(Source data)
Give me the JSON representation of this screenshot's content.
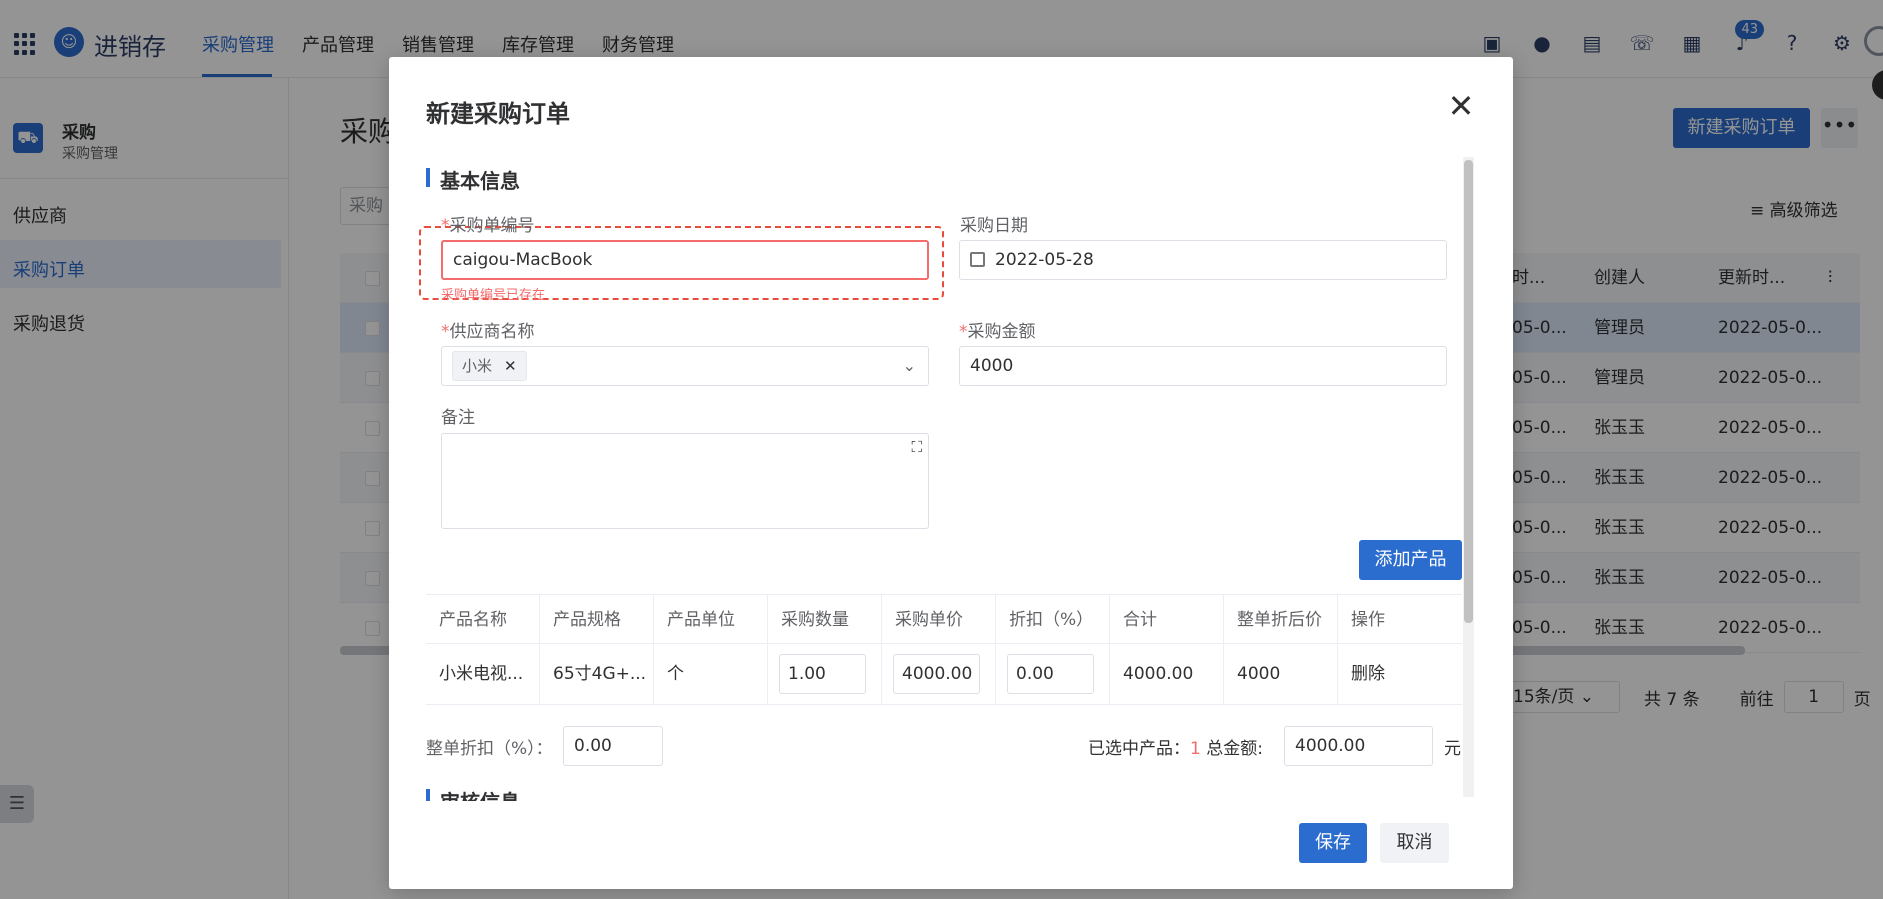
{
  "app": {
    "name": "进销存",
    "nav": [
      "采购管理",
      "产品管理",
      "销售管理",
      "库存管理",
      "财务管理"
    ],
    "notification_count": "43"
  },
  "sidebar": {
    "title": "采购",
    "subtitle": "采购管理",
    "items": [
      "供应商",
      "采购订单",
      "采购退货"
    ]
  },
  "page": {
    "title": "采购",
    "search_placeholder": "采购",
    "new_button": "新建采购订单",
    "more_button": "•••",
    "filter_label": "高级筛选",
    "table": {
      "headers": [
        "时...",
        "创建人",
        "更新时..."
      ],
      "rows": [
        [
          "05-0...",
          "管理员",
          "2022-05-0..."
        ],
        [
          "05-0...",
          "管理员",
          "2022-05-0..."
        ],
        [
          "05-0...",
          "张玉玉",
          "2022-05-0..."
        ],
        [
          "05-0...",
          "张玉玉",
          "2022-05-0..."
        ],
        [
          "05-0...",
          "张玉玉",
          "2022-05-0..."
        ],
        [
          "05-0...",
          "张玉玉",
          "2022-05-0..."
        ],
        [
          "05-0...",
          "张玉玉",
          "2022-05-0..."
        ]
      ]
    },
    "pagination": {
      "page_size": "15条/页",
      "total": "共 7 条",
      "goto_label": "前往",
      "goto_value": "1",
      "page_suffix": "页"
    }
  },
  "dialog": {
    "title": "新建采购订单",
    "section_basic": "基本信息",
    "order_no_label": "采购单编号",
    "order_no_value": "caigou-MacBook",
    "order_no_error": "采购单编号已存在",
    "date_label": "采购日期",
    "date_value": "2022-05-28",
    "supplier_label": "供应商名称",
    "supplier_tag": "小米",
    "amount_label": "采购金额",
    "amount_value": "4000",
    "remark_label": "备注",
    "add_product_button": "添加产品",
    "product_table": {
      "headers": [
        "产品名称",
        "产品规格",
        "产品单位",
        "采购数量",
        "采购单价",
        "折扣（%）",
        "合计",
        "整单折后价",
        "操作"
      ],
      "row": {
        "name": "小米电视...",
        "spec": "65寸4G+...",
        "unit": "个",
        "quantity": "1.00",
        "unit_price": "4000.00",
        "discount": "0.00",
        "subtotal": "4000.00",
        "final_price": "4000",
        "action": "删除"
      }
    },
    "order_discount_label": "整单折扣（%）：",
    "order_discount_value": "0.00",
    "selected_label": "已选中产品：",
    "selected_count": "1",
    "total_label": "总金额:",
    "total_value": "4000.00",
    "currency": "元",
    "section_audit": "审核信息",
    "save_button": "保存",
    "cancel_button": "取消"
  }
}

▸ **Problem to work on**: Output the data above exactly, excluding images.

▸ **Result of the task**:
Give me the JSON representation of this screenshot's content.
{
  "app": {
    "name": "进销存",
    "nav": [
      "采购管理",
      "产品管理",
      "销售管理",
      "库存管理",
      "财务管理"
    ],
    "notification_count": "43"
  },
  "sidebar": {
    "title": "采购",
    "subtitle": "采购管理",
    "items": [
      "供应商",
      "采购订单",
      "采购退货"
    ]
  },
  "page": {
    "title": "采购",
    "search_placeholder": "采购",
    "new_button": "新建采购订单",
    "more_button": "•••",
    "filter_label": "高级筛选",
    "table": {
      "headers": [
        "时...",
        "创建人",
        "更新时..."
      ],
      "rows": [
        [
          "05-0...",
          "管理员",
          "2022-05-0..."
        ],
        [
          "05-0...",
          "管理员",
          "2022-05-0..."
        ],
        [
          "05-0...",
          "张玉玉",
          "2022-05-0..."
        ],
        [
          "05-0...",
          "张玉玉",
          "2022-05-0..."
        ],
        [
          "05-0...",
          "张玉玉",
          "2022-05-0..."
        ],
        [
          "05-0...",
          "张玉玉",
          "2022-05-0..."
        ],
        [
          "05-0...",
          "张玉玉",
          "2022-05-0..."
        ]
      ]
    },
    "pagination": {
      "page_size": "15条/页",
      "total": "共 7 条",
      "goto_label": "前往",
      "goto_value": "1",
      "page_suffix": "页"
    }
  },
  "dialog": {
    "title": "新建采购订单",
    "section_basic": "基本信息",
    "order_no_label": "采购单编号",
    "order_no_value": "caigou-MacBook",
    "order_no_error": "采购单编号已存在",
    "date_label": "采购日期",
    "date_value": "2022-05-28",
    "supplier_label": "供应商名称",
    "supplier_tag": "小米",
    "amount_label": "采购金额",
    "amount_value": "4000",
    "remark_label": "备注",
    "add_product_button": "添加产品",
    "product_table": {
      "headers": [
        "产品名称",
        "产品规格",
        "产品单位",
        "采购数量",
        "采购单价",
        "折扣（%）",
        "合计",
        "整单折后价",
        "操作"
      ],
      "row": {
        "name": "小米电视...",
        "spec": "65寸4G+...",
        "unit": "个",
        "quantity": "1.00",
        "unit_price": "4000.00",
        "discount": "0.00",
        "subtotal": "4000.00",
        "final_price": "4000",
        "action": "删除"
      }
    },
    "order_discount_label": "整单折扣（%）：",
    "order_discount_value": "0.00",
    "selected_label": "已选中产品：",
    "selected_count": "1",
    "total_label": "总金额:",
    "total_value": "4000.00",
    "currency": "元",
    "section_audit": "审核信息",
    "save_button": "保存",
    "cancel_button": "取消"
  }
}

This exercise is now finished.